### Exercise objective
Every line of the listing is to be returned exactly as given.

### Input
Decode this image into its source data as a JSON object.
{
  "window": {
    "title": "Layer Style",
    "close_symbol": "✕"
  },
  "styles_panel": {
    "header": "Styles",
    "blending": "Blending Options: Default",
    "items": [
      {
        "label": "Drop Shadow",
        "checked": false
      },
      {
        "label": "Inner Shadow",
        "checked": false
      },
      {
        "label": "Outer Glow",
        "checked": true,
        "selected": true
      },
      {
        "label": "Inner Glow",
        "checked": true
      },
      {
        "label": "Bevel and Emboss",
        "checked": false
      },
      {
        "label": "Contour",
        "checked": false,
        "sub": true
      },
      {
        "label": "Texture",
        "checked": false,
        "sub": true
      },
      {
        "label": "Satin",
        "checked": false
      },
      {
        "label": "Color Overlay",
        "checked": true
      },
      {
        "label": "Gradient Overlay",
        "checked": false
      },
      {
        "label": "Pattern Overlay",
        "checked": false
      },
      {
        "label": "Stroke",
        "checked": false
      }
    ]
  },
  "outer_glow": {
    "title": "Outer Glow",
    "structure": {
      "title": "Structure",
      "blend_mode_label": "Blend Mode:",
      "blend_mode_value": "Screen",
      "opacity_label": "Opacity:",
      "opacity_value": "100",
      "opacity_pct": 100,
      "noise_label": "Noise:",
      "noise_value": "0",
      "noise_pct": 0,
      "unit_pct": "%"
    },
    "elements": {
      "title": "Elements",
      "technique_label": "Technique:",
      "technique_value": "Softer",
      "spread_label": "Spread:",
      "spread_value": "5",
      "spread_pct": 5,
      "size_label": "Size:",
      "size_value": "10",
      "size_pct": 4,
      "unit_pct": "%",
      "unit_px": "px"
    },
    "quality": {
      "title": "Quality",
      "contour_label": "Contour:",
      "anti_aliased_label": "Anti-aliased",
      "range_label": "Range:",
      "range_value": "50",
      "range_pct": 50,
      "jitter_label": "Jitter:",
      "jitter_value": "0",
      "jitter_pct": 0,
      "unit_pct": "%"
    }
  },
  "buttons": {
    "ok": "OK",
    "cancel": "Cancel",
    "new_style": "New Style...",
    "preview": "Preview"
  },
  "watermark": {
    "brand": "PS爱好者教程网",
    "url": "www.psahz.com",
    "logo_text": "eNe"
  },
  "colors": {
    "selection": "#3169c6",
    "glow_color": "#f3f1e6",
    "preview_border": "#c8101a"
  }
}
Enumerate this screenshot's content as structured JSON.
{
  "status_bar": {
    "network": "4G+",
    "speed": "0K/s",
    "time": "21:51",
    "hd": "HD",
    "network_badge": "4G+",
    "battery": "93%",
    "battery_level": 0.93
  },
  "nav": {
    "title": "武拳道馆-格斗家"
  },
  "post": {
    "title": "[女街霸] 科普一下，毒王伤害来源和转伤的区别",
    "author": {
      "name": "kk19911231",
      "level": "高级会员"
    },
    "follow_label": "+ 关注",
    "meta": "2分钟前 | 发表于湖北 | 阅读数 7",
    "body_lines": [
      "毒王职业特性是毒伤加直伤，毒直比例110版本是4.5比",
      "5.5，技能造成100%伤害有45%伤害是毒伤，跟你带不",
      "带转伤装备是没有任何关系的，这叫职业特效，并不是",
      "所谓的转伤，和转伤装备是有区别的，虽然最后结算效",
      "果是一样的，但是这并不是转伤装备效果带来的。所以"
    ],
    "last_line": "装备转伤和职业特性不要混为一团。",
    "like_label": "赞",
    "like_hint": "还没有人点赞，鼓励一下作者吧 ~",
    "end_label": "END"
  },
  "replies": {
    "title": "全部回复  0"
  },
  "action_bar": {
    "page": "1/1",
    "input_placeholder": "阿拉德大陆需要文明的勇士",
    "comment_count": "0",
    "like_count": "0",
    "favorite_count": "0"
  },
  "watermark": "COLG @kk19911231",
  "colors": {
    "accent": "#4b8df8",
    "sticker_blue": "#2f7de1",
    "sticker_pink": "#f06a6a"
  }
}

### Solution below
Decode this image into its source data as a JSON object.
{
  "window": {
    "title": "Layer Style",
    "close_symbol": "✕"
  },
  "styles_panel": {
    "header": "Styles",
    "blending": "Blending Options: Default",
    "items": [
      {
        "label": "Drop Shadow",
        "checked": false
      },
      {
        "label": "Inner Shadow",
        "checked": false
      },
      {
        "label": "Outer Glow",
        "checked": true,
        "selected": true
      },
      {
        "label": "Inner Glow",
        "checked": true
      },
      {
        "label": "Bevel and Emboss",
        "checked": false
      },
      {
        "label": "Contour",
        "checked": false,
        "sub": true
      },
      {
        "label": "Texture",
        "checked": false,
        "sub": true
      },
      {
        "label": "Satin",
        "checked": false
      },
      {
        "label": "Color Overlay",
        "checked": true
      },
      {
        "label": "Gradient Overlay",
        "checked": false
      },
      {
        "label": "Pattern Overlay",
        "checked": false
      },
      {
        "label": "Stroke",
        "checked": false
      }
    ]
  },
  "outer_glow": {
    "title": "Outer Glow",
    "structure": {
      "title": "Structure",
      "blend_mode_label": "Blend Mode:",
      "blend_mode_value": "Screen",
      "opacity_label": "Opacity:",
      "opacity_value": "100",
      "opacity_pct": 100,
      "noise_label": "Noise:",
      "noise_value": "0",
      "noise_pct": 0,
      "unit_pct": "%"
    },
    "elements": {
      "title": "Elements",
      "technique_label": "Technique:",
      "technique_value": "Softer",
      "spread_label": "Spread:",
      "spread_value": "5",
      "spread_pct": 5,
      "size_label": "Size:",
      "size_value": "10",
      "size_pct": 4,
      "unit_pct": "%",
      "unit_px": "px"
    },
    "quality": {
      "title": "Quality",
      "contour_label": "Contour:",
      "anti_aliased_label": "Anti-aliased",
      "range_label": "Range:",
      "range_value": "50",
      "range_pct": 50,
      "jitter_label": "Jitter:",
      "jitter_value": "0",
      "jitter_pct": 0,
      "unit_pct": "%"
    }
  },
  "buttons": {
    "ok": "OK",
    "cancel": "Cancel",
    "new_style": "New Style...",
    "preview": "Preview"
  },
  "watermark": {
    "brand": "PS爱好者教程网",
    "url": "www.psahz.com",
    "logo_text": "eNe"
  },
  "colors": {
    "selection": "#3169c6",
    "glow_color": "#f3f1e6",
    "preview_border": "#c8101a"
  }
}
Enumerate this screenshot's content as structured JSON.
{
  "status_bar": {
    "network": "4G+",
    "speed": "0K/s",
    "time": "21:51",
    "hd": "HD",
    "network_badge": "4G+",
    "battery": "93%",
    "battery_level": 0.93
  },
  "nav": {
    "title": "武拳道馆-格斗家"
  },
  "post": {
    "title": "[女街霸] 科普一下，毒王伤害来源和转伤的区别",
    "author": {
      "name": "kk19911231",
      "level": "高级会员"
    },
    "follow_label": "+ 关注",
    "meta": "2分钟前 | 发表于湖北 | 阅读数 7",
    "body_lines": [
      "毒王职业特性是毒伤加直伤，毒直比例110版本是4.5比",
      "5.5，技能造成100%伤害有45%伤害是毒伤，跟你带不",
      "带转伤装备是没有任何关系的，这叫职业特效，并不是",
      "所谓的转伤，和转伤装备是有区别的，虽然最后结算效",
      "果是一样的，但是这并不是转伤装备效果带来的。所以"
    ],
    "last_line": "装备转伤和职业特性不要混为一团。",
    "like_label": "赞",
    "like_hint": "还没有人点赞，鼓励一下作者吧 ~",
    "end_label": "END"
  },
  "replies": {
    "title": "全部回复  0"
  },
  "action_bar": {
    "page": "1/1",
    "input_placeholder": "阿拉德大陆需要文明的勇士",
    "comment_count": "0",
    "like_count": "0",
    "favorite_count": "0"
  },
  "watermark": "COLG @kk19911231",
  "colors": {
    "accent": "#4b8df8",
    "sticker_blue": "#2f7de1",
    "sticker_pink": "#f06a6a"
  }
}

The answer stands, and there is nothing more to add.